Finance Secretary Carlos Dominguez III said Wednesday he expects “pretty good” gross domestic product growth in the second quarter, compared to the 4.2-percent contraction in the first quarter, as the improvement in the labor situation in May showed that the economy is on its way to recovery.
Dominguez, in an online interview with Bloomberg, did not provide any specific growth forecast for the period. “The numbers are going to come out on Aug. 10, and we think they’re going to look pretty good,” he said.
“But I’m not going to say exactly what they are now. I think, from what we’ve seen in May, where our unemployment and underemployment dropped, and the fact that we have created about two and a half million new jobs over the last year seems to be good science for us,” Dominguez said.
Dominguez expressed optimism that the second-quarter economic performance would give the needed momentum to achieve the government’s full-year GDP growth target range of percent 6 to 7 percent.
“We are going to have another meeting of our DBCC [Development Budget Coordinating Committee] shortly after we see the numbers on Aug. 10 to really look at what we’re going to have for the next seven or eight months,” he said.
The DBCC, composed of the heads of the Department of Finance, Department of Budget and Management and National Economic and Development Authority, on Monday kept the growth target at 6 percent to 7 percent for this year, 7 percent to 9 percent for 2022 and 6 percent to 7 percent in 2023 and 2024.
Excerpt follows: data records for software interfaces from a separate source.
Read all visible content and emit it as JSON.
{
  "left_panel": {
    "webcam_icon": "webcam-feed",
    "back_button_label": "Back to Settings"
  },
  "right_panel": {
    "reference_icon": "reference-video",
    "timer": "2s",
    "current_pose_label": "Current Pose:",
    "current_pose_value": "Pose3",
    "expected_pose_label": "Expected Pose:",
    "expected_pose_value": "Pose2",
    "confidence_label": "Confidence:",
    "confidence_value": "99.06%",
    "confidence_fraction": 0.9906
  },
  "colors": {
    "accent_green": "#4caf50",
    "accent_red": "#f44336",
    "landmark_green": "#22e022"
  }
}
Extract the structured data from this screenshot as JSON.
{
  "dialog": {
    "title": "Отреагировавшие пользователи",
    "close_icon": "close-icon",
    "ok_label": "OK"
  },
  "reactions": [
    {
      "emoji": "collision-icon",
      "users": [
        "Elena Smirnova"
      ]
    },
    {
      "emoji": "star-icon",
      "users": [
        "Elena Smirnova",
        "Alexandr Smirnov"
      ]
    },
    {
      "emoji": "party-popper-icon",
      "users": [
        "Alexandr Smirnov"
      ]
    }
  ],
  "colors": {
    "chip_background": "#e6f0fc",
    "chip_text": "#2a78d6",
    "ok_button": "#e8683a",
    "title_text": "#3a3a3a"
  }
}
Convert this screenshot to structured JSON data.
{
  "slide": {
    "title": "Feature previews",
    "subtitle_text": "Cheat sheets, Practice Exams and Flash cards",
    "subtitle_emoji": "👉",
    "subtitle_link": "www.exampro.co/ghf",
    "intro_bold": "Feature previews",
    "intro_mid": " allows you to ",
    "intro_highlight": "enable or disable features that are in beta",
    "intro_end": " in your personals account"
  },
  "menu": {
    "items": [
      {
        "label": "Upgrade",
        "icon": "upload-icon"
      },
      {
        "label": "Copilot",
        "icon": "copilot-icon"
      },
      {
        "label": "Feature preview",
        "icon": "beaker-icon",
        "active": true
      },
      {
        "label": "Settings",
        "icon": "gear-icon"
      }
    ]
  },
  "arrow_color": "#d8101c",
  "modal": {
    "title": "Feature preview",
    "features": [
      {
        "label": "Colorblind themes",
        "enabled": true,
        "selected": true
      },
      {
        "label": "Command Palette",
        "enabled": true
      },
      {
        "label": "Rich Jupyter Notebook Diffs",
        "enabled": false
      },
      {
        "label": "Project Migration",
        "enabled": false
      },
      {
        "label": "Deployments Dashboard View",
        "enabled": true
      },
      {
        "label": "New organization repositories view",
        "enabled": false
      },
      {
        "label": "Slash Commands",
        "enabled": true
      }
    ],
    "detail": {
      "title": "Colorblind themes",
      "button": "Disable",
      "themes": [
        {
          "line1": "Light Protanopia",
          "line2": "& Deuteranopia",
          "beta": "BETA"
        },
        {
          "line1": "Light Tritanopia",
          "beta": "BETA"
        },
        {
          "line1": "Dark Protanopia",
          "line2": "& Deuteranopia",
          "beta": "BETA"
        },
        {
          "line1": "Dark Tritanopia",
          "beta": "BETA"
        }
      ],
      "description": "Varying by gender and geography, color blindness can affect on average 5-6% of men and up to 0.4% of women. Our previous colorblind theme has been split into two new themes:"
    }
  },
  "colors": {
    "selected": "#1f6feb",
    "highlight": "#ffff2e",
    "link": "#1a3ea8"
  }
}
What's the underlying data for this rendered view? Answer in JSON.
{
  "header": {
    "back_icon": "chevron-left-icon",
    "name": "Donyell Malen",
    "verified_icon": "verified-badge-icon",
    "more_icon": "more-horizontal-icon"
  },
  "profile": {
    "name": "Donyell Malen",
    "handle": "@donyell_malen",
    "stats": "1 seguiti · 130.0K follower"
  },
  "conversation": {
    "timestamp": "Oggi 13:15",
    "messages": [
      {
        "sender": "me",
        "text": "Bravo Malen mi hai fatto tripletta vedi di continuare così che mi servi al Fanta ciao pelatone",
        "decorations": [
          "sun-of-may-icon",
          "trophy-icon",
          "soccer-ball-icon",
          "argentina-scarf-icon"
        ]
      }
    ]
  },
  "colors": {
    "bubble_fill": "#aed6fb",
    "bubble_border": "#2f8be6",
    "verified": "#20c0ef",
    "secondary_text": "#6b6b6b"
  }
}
It said the intensified implementation of the prevent, detect, isolate, treat and recover strategy, along with the full vaccination of residents in high-risk areas, would help build consumer and business confidence, improve the health system capacity and prevent community transmission of the more deadly Delta variant of COVID-19.
Dominguez said the private sector would play a key role in the recovery of the economy in the months ahead. He said the Corporate Recovery and Tax Incentives for Enterprises Act—signed into law recently by the President—that reduced the corporate income tax rate from 30 percent to 25 percent for large companies and from 30 percent to 20 percent for the small and medium sized companies, would be a very strong fiscal stimulus to the economy.
The economy contracted by 9.6 percent in 2020, the worst since World War 2. In the first quarter, the GDP posted a lesser decline of 4.2 percent.
The Manila-based Asian Development Bank maintained its growth forecast for the Philippines at 4.5 percent this year and 5.5 percent in 2022, taking into account the economy’s gradual recovery from the global health crisis and the faster pace of vaccination against COVID-19.